BYU coach leads Mormon service in Academy chapel

  • Published
  • By Staff Sgt. Don Branum
  • U.S. Air Force Academy Public Affairs
On the eve of Air Force's decisive victory over BYU on the field, cadets sat alongside Brigham Young students for a Mormon worship service in the Cadet Chapel led by Cougars head coach Bronco Mendenhall.

The service, held here Sept. 10, also included a presentation by Coach Mendenhall's wife, Holly Johnston, and musical performances by the Cadet Choir and BYU student Walter Kahaiali'i.

Coach Mendenhall opened by telling cadets how impressed he was with their determination.

"I'm amazed by what you do," said the coach, who is in his sixth year as the Cougars' head coach. "I marvel at the mission you have taken upon yourselves, and I marvel at the workload that you carry."

He said most people who make a difference in others' lives are motivated by one or more of three factors: autonomy, or the love of doing something on one's own; mastery, or a passion to become the best at what one does; and a purpose beyond oneself. Air Force Academy cadets and Brigham Young students share some of these motivations.

"For some of you, the question is, 'How can I serve my Father in Heaven?'" the coach said. "For some, it's, 'How can I serve my country?' All great acts in this world come from something beyond self-interest."

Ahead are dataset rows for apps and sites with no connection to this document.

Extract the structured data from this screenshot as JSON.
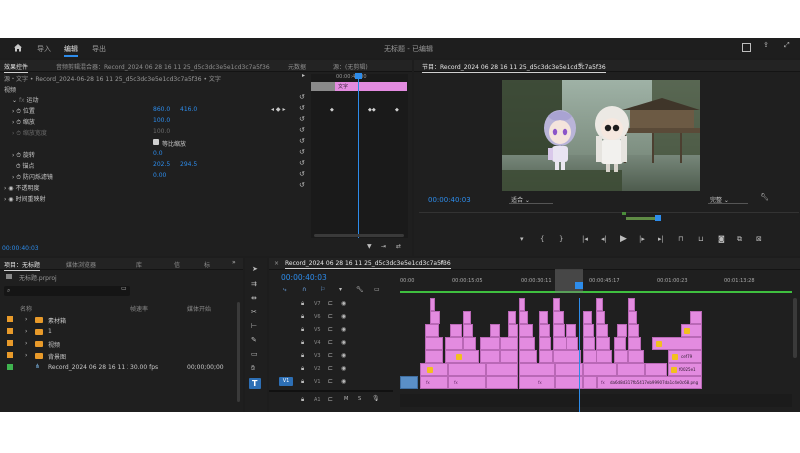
{
  "menu": {
    "tabs": [
      "导入",
      "编辑",
      "导出"
    ],
    "active": "编辑",
    "project_title": "无标题 - 已编辑"
  },
  "effect_controls": {
    "tabs": [
      "效果控件",
      "音频剪辑混合器：Record_2024 06 28 16 11 25_d5c3dc3e5e1cd3c7a5f36",
      "元数据",
      "源：(无剪辑)"
    ],
    "clip_path": "源・文字 • Record_2024-06-28 16 11 25_d5c3dc3e5e1cd3c7a5f36 • 文字",
    "section_video": "视频",
    "motion": "运动",
    "position_label": "位置",
    "position_x": "860.0",
    "position_y": "416.0",
    "scale_label": "缩放",
    "scale_value": "100.0",
    "scale_width_label": "缩放宽度",
    "scale_width_value": "100.0",
    "uniform_scale": "等比缩放",
    "rotation_label": "旋转",
    "rotation_value": "0.0",
    "anchor_label": "锚点",
    "anchor_x": "202.5",
    "anchor_y": "294.5",
    "flicker_label": "防闪烁滤镜",
    "flicker_value": "0.00",
    "opacity_label": "不透明度",
    "time_remap_label": "时间重映射",
    "mini_clip_label": "文字",
    "mini_ruler": "00:00:40:00",
    "timecode": "00:00:40:03"
  },
  "program_monitor": {
    "title": "节目：Record_2024 06 28 16 11 25_d5c3dc3e5e1cd3c7a5f36",
    "timecode": "00:00:40:03",
    "fit": "适合",
    "quality": "完整"
  },
  "project_panel": {
    "tabs": [
      "项目：无标题",
      "媒体浏览器",
      "库",
      "信",
      "标"
    ],
    "project_file": "无标题.prproj",
    "col_name": "名称",
    "col_fps": "帧速率",
    "col_start": "媒体开始",
    "items": [
      {
        "name": "素材箱",
        "kind": "folder"
      },
      {
        "name": "1",
        "kind": "folder"
      },
      {
        "name": "视频",
        "kind": "folder"
      },
      {
        "name": "背景图",
        "kind": "folder"
      },
      {
        "name": "Record_2024 06 28 16 11 2",
        "fps": "30.00 fps",
        "start": "00;00;00;00",
        "kind": "sequence"
      }
    ]
  },
  "timeline": {
    "title": "Record_2024 06 28 16 11 25_d5c3dc3e5e1cd3c7a5f36",
    "timecode": "00:00:40:03",
    "ruler": [
      "00:00",
      "00:00:15:05",
      "00:00:30:11",
      "00:00:45:17",
      "00:01:00:23",
      "00:01:13:28"
    ],
    "tracks": [
      "V7",
      "V6",
      "V5",
      "V4",
      "V3",
      "V2",
      "V1",
      "A1"
    ],
    "active_track": "V1",
    "clip_labels": {
      "v1_main": "da6d8d317fb5417eb99907da1c4e0c68.png",
      "v2_end": "f0025e1",
      "v3_end": "cef79",
      "fx": "fx"
    }
  },
  "colors": {
    "accent": "#2d8ceb",
    "clip": "#e38be0",
    "panel": "#1f1f1f",
    "timecode": "#2d8ceb"
  }
}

Coach Mendenhall faced a daunting task when he first arrived at BYU to coach the Cougars. The football program had suffered three straight losing seasons, and players had accounted for 18 egregious violations of the school's strict honor code, which mandates honesty, clean language and adherence to and prohibits sex or ingestion of illicit drugs, tobacco, alcohol, tea or coffee, all of which are proscribed by the Church of Latter Day Saints' Word of Wisdom.

"I was interviewed about my testimony and my belief," the coach explained. "'Is this young man authentic? Is he capable?' Not a single question was asked about football. At that point, I didn't want the job, because I didn't think I could live up to the standard." He was later told that he was selected for the job because he didn't want it.

Mrs. Johnston, in an earlier presentation during the service, said leadership brings with it adversity and tests of character.

"When we face those challenges, we have to remember why we're here on this Earth," Mrs. Johnston said.

In some ways, Coach Mendenhall said, football is the least important part of his job.

"I believed I was there (at BYU) to clean up the program so a real coach could come in after me and win football games," he said. Instead, the Cougars have gone to 50-16, including their win against Washington Sept. 4 and their loss to the Falcons Saturday. But the coach said faith, not football, comes first at Brigham Young.

"When I meet my savior, do you think I'll be asked, 'What was your football record in 2010?'" the coach asked rhetorically. "I think I'll be asked about the stewardship of my family and whether I kept the faith.

"Football is fifth on our priority list," he continued. "Number one is faith and developing our relationship with our Father in Heaven. ... Number two is family. There are coaches who sleep in their offices, apart from their families. Does it help them? Not against BYU. Third is education: I believe that when you leave this Earth, you take with you your collective knowledge and experiences into the next life. Number four is friends, because they influence your decisions at such a high level."

The coach said he believes that how BYU represents itself on the field reflects whether people will inquire further about the students' beliefs.

"Hopefully, we can say we played well, that we had academic excellence and demonstrated good sportsmanship on the field," Coach Mendenhall said, reflecting a balance at BYU similar to the athletic, academic and military standards required of cadets at the Academy. "If what you do and what we do inspires people to ask, 'What do they believe?' then I think we've done our work."